Almost as mysterious and magical as shaved legs is this substance known as chamois butter, or chamois cream.
From the name you can figure out it’s a cream that goes on your chamois. But why? And does it really go on the chamois? Do we even use chamois today? But we still need chamois cream?
It’s time to answer these questions and more! Let’s get past all the myths and folk lore, and get into some practical tips and real advice on how and why to use this cream…
What the heck is a chamois?
When it comes to cycling, the chamois is the piece of padding found in bicycling shorts, with the purpose of providing increased comfort for long days in the saddle.
The name comes from the olden days when this pad was actually made from chamois cloth, a type of sheepskin leather. Today, most shorts feature a synthetic chamois, usually made of foam, gel, and/or microfiber cloth. It serves the same purpose but is cheaper and easier to maintain.
It is pronounced “shammy” or “sham E.”
Where does the chamois butter come in?
For a real leather chamois, you used to need chamois butter to condition it. It’s like how you have to oil a leather baseball mitt to break it in and keep it pliable. You would apply the cream to the chamois itself, or else it would stiffen up after it was washed and dried.
These days you don’t technically need any sort of chamois butter since a synthetic chamois will remain soft and pliable on its own.
Do my shorts have a real or synthetic chamois?
The simple answer is that if the shorts are new enough that you are still wearing them today, the chamois is probably synthetic. If it looks anything like the one pictured to the right, it’s synthetic.
Then why should I use chamois butter?
Since your synthetic chamois will be fine without chamois butter, it is technically unnecessary.
However, “lubing” your butt (and other body parts that contact the chamois) is still a good idea. It reduces friction between your skin and the chamois, which will prevent chafing, which will lessen the chance of saddle sores.

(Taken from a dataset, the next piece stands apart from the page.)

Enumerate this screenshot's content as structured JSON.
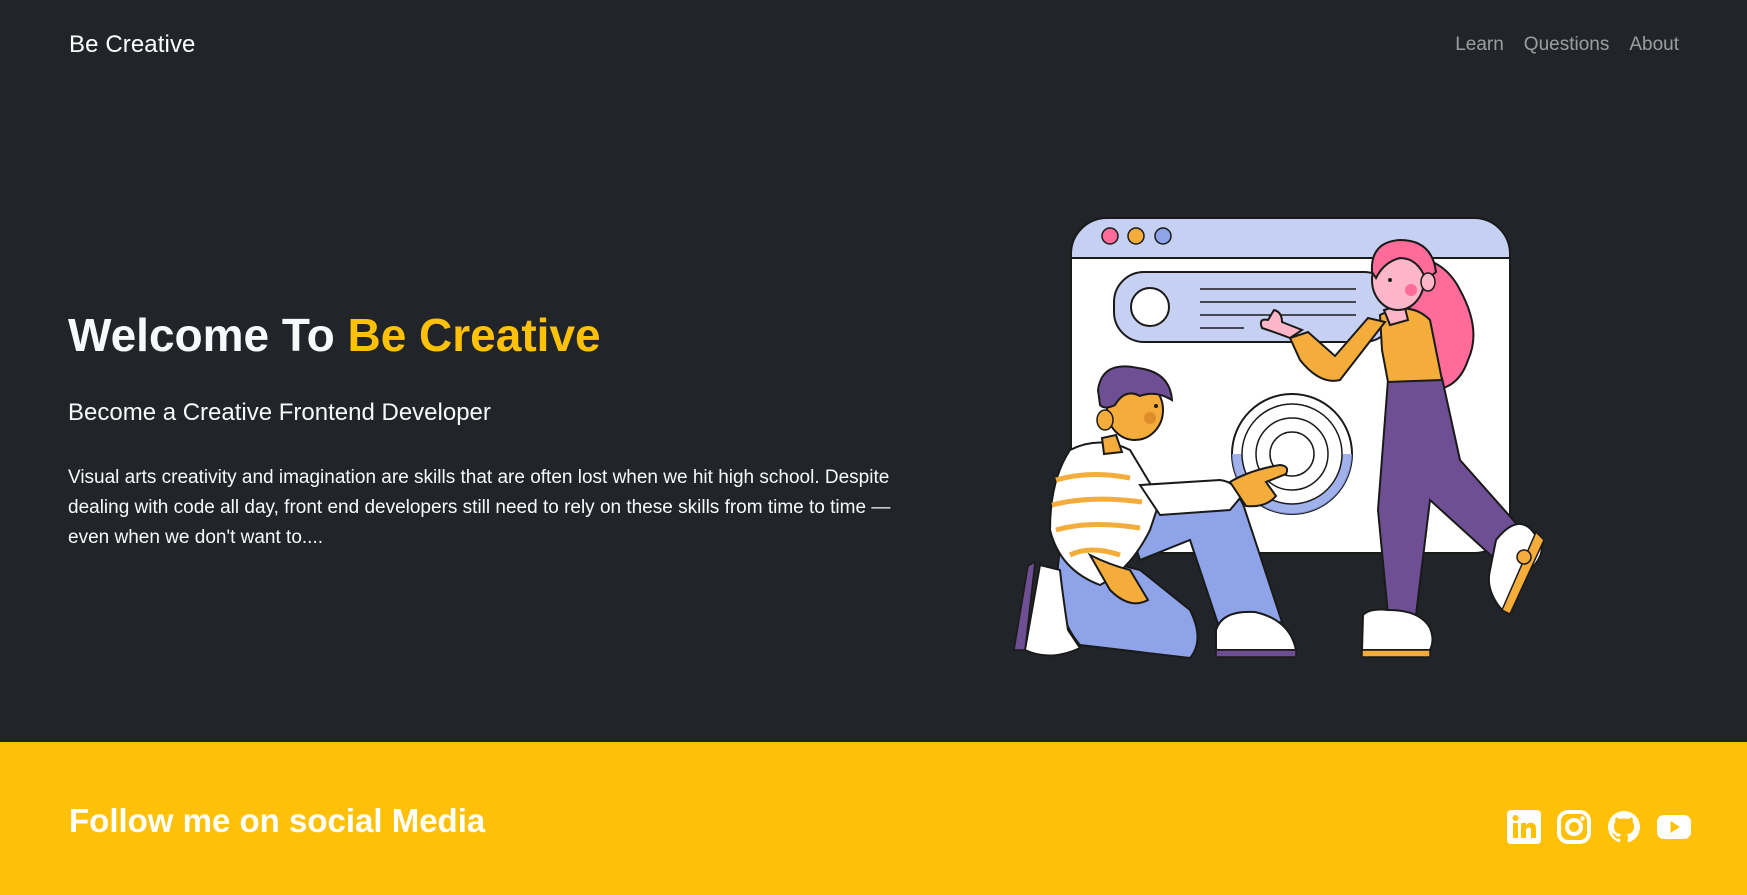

Personally I have found chamois cream most useful on shorts with a weird looking chamois, or one with seams all over. For example, one of my shorts uses a terribly rough seam to join the chamois to the lycra, and it digs right into my butt cheek. Without chamois cream, I can’t wear the shorts.
So it’s like the holy grail?
To some people, yes. To others, chamois butter is a waste of time and money. It is all about personal preference.
If you have the perfect saddle, positioning, and shorts, working in harmony with your body, chamois butter is probably not necessary. But it could still enhance comfort.
Couldn’t it damage my expensive shorts?
It is possible that the type of chamois butter you use could shorten the lifespan of your expensive shorts. For example, Vaseline soaks in and doesn’t come out, so it then soaks into your saddle, too, leaving it slippery.
But I look at it in a different light…
Could chamois butter make an old chamois comfortable again? Yes it could.
So how do I apply this chamois butter?
If you have a genuine leather chamois, you need to condition the chamois itself. However, with a new synthetic chamois, you have two options: lathering it on the chamois, or just putting the cream on your skin.
I choose to apply the cream directly to my skin, wherever my body makes contact with the chamois. Anywhere down there that might chafe or rub on the saddle, or a seam, whatever. I consider it more of a “skin lubricant” than a chamois cream, but the “chamois cream” name kind of stuck.
When you apply the cream to your body, you can get it right where you want it. Not only on skin-to-chamois contact points, but also on skin-to-skin contact points that might rub. You’ll learn from experience where is best for you.
How much do I apply?
Usually you only need a thin layer to do the job.
I used to use a thick glob, thinking that would increase the padding offered by my chamois. Well, all that does is soak through the shorts down to your expensive leather saddle, and it doesn’t add more padding.
So I have decided a small amount is best.
Why is it so expensive?
Most boutique brands of chamois butter are quite expensive. For example, Assos costs about $22 for a tiny container. But even other brands like Paceline Chamois Butt’r are still much more expensive than regular skin creams.
There are a few reasons for this. First, the branding. Some of the brands charge lots of money for their products so you perceive them to be better quality. Second, they are designed to easily wash out and not to harm your chamois. Third, they may contain expensive ingredients.
But for the most part, you’re just paying for the brand name.